What needs to be done:
Check each line of the material for "Questions" and report how many lines have it, with nothing added.

Entries supplied:
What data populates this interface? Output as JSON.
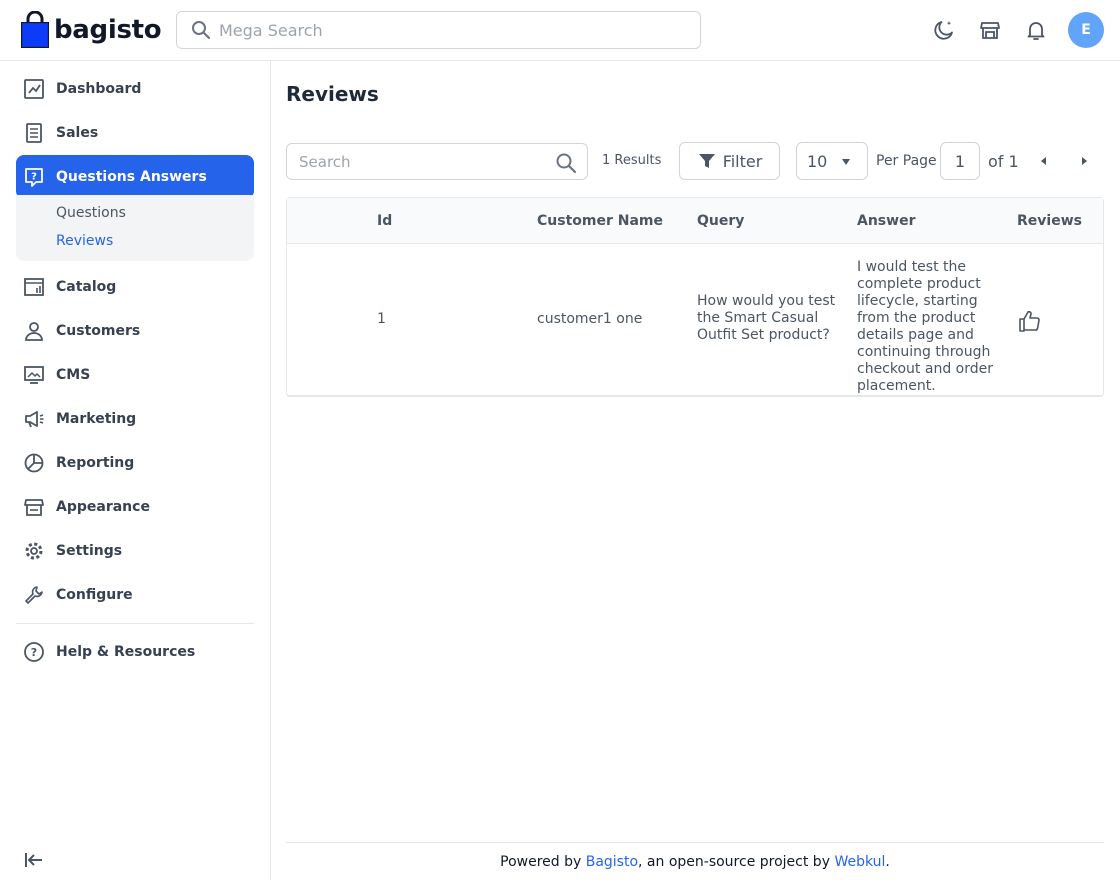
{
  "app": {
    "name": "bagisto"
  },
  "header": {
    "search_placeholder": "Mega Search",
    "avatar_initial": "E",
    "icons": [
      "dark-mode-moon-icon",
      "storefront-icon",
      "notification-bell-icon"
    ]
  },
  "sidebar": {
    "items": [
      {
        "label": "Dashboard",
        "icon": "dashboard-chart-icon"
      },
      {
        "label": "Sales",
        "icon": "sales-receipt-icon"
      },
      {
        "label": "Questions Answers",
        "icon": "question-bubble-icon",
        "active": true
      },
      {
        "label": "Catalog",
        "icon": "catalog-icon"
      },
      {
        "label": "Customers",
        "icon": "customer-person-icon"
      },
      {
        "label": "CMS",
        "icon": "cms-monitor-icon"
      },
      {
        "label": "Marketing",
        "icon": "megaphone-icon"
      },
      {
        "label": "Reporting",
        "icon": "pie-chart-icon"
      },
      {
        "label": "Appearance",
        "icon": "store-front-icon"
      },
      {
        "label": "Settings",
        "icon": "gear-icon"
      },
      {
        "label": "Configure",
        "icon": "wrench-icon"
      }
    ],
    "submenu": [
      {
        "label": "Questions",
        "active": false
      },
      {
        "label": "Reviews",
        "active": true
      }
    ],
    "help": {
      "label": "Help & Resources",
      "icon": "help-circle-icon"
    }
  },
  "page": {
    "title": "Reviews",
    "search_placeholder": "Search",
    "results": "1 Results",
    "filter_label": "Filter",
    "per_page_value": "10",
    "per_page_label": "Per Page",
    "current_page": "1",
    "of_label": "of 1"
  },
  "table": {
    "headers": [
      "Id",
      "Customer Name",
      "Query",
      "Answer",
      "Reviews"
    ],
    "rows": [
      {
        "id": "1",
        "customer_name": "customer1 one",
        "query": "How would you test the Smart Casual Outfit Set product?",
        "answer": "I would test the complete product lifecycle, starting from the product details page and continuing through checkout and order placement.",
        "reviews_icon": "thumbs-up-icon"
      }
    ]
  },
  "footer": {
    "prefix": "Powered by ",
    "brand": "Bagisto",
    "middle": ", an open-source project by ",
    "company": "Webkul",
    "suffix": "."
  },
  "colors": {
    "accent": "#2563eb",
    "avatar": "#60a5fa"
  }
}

Exercise response:
2